** EXERCISE AIM **
State only how many lines of the records contain the string "Dodaj".

(Data records for software interfaces)
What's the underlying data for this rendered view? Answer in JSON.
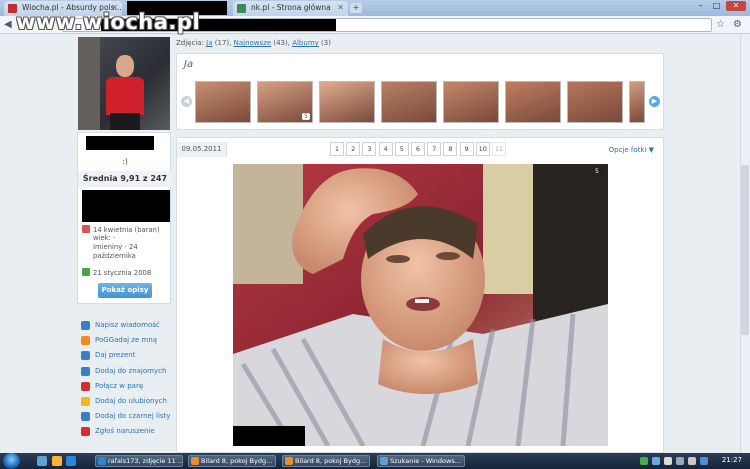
{
  "watermark": "www.wiocha.pl",
  "tabs": [
    {
      "label": "Wiocha.pl - Absurdy pols...",
      "state": "inactive"
    },
    {
      "label": "nk.pl - Strona główna",
      "state": "inactive"
    }
  ],
  "window_buttons": {
    "minimize": "–",
    "maximize": "□",
    "close": "✕"
  },
  "new_tab": "+",
  "photos_nav": {
    "prefix": "Zdjęcia:",
    "ja": "Ja",
    "ja_count": "(17)",
    "najnowsze": "Najnowsze",
    "najnowsze_count": "(43)",
    "albumy": "Albumy",
    "albumy_count": "(3)"
  },
  "album": {
    "title": "Ja",
    "prev": "◀",
    "next": "▶",
    "badge": "5"
  },
  "profile": {
    "status": ":)",
    "rating": "Średnia 9,91 z 247",
    "birthday": "14 kwietnia (baran)",
    "age": "wiek: -",
    "nameday": "Imieniny - 24 października",
    "joined": "21 stycznia 2008",
    "show_descriptions": "Pokaż opisy"
  },
  "actions": [
    {
      "label": "Napisz wiadomość",
      "icon": "envelope-icon",
      "color": "#3a7ec4"
    },
    {
      "label": "PoGGadaj ze mną",
      "icon": "flower-icon",
      "color": "#f28a1c"
    },
    {
      "label": "Daj prezent",
      "icon": "gift-icon",
      "color": "#3a7ec4"
    },
    {
      "label": "Dodaj do znajomych",
      "icon": "people-icon",
      "color": "#3a7ec4"
    },
    {
      "label": "Połącz w parę",
      "icon": "heart-icon",
      "color": "#d23030"
    },
    {
      "label": "Dodaj do ulubionych",
      "icon": "star-icon",
      "color": "#f2b71c"
    },
    {
      "label": "Dodaj do czarnej listy",
      "icon": "person-block-icon",
      "color": "#3a7ec4"
    },
    {
      "label": "Zgłoś naruszenie",
      "icon": "warning-icon",
      "color": "#d23030"
    }
  ],
  "photo": {
    "date": "09.05.2011",
    "pages": [
      "1",
      "2",
      "3",
      "4",
      "5",
      "6",
      "7",
      "8",
      "9",
      "10",
      "11"
    ],
    "options": "Opcje fotki ▼",
    "badge": "5"
  },
  "taskbar": {
    "apps": [
      {
        "label": "rafals173, zdjęcie 11 ..."
      },
      {
        "label": "Bilard 8, pokoj Bydg..."
      },
      {
        "label": "Bilard 8, pokoj Bydg..."
      },
      {
        "label": "Szukanie - Windows..."
      }
    ],
    "clock": "21:27"
  },
  "colors": {
    "link": "#2a74b8",
    "rating_bg": "#eef2f6",
    "button": "#4394d4"
  }
}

** ANSWER TO THIS EXERCISE **
3